Do we even need SSL?

“Do we even need SSL?” — In almost every project where hosting of some kind is involved this question comes up.

While SSL clearly can be improved it is the most easy way of secure transfer between web servers and web surfers.

In which cases is SSL expendable?

IMHO, encrypted data transfer via SSL is expendable when no private data or login credentials are being transmitted between the web server and you or visitors. That merely applies to static web sites only consisting of HTML, CSS, Javascript, images and nothing else.

In all other cases at least certain parts of a web site or web application should be transmitted via SSL only. The most common example is WordPress. Administrative access to WordPress should always be encrypted. There is a quite obvious reason: Imagine yourself in a Starbuck’s or any other place where you can freely access the Internet. You most probably are happy to have access — this is not the time to worry about other people eavesdropping on wifi connections.

The New York Post (via Bruce Schneier) has a nice blog post on this topic (the author meets a security consultant in Wi-Fi coffee shop for a live “hacking” demo):

He turned his laptop around to reveal all of this:

* Every copy of every e-mail message I sent *and* received.

* A list of the Web sites I visited.

* Even, incredibly, the graphics that had appeared on the Web sites I had visited.

None of this took any particular effort, hacker skill or fancy software. Anyone could do it. You could do it.

All Jon needed was a “packet sniffing” program; such software is free and widely available. (He used a Mac program called Eavesdrop.) It sniffs the airwaves and displays whatever data it finds being transmitted in the public hot spot.

I do not consider this even “hacking” as you only have to start a program that dumps wifi traffic. There are a bit more complicated ways that enable you to eavesdrop even on encrypted wifi traffic but that’s another story.

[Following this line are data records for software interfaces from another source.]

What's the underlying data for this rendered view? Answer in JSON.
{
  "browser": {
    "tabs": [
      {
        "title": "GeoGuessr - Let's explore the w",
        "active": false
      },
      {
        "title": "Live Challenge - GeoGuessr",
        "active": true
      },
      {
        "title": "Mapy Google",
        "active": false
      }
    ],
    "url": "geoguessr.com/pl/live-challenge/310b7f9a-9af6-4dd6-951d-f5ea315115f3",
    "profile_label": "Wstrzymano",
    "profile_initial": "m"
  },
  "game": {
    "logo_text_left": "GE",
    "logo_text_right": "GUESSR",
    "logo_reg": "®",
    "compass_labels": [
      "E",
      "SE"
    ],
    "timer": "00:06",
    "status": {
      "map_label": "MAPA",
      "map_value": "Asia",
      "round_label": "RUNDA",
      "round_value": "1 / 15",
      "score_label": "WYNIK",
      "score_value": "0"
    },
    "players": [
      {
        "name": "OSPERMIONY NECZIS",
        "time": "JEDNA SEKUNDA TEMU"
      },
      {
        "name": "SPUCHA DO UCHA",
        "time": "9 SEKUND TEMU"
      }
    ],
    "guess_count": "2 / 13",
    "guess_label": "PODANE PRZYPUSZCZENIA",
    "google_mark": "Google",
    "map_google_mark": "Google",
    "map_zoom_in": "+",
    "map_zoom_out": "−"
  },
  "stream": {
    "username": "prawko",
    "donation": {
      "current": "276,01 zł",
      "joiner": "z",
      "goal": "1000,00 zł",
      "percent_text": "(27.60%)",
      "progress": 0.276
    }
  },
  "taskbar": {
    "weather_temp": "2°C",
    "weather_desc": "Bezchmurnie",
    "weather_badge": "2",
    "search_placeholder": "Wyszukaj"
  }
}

Security evangelist Bruce Schneier encrypts all of his web server’s transfer — so do I. A basic level of security can be obtained just by buying a SSL certificate and installing it/letting someone install it for you. Most web hosting services provide some way of protecting your web site traffic. If you only want to secure your administrative sections of your website and do not care for the extra bit of hassle that is involved with self-signed certificates you can get the security for free.

I do not say everyone should but you should at least let your web server encrypt sensitive data transfer such as administrative logins.

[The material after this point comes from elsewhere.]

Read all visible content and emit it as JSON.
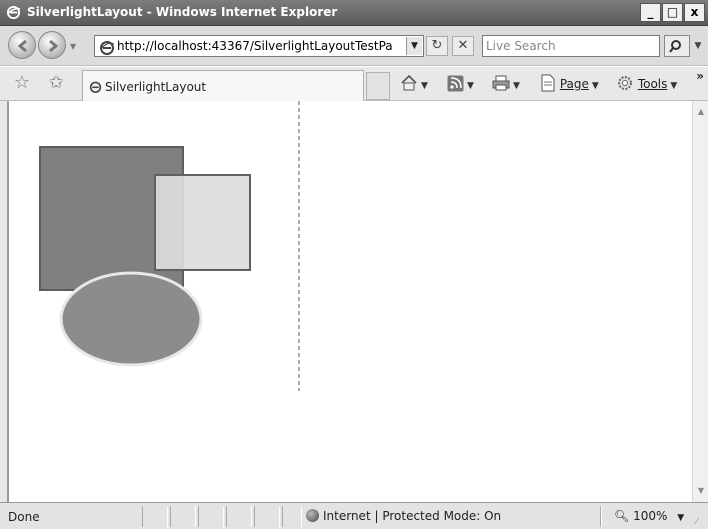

Web fonts slowly picking up pace

Web fonts have been adopted by all major web browsers. What Firefox 3.1+ w/ Noscript users might not know is that Noscript blocks “font face” by default so they do not get to see nice fonts. There are two easy ways though to enable web fonts:

  1. Left-click Noscript icon on the bottom right corner of the browser’s window and enable all “font@” entries in “Blocked Objects”. This will temporarily allow web fonts on the current page.
  2. To enable web fonts permanently left-click Noscript icon on the bottom right corner of the browser’s window and select “Options”. Select tab “Embeddings” and uncheck “Forbid @font-face” and click “ok”.
 

Do we actually need web fonts?

Yes and no.

Yes: Typography enthusiasts have been waiting for years. Now browsers have widely adopted web fonts and every now and then even a free (to use) font comes along. The time for web fonts is now. And why should print designers have fonts and web designers should not? If man can travel into space the web should have web fonts.

No: Have I been waiting for web fonts? Certainly not. The web got along very well for 16 years without web fonts. I like the web the way it is. Bad readability was mostly caused by bad colors only. To me, web fonts primarily are just another possibility of hurting someone’s eyes.

Beware though: Most fonts have strict licenses which do not allow web distribution. So web designers have to resort to fonts with liberal licenses, Bitstream Vera and Droid Sans being two of them. Check font licences carefully before jumping on the web fonts train!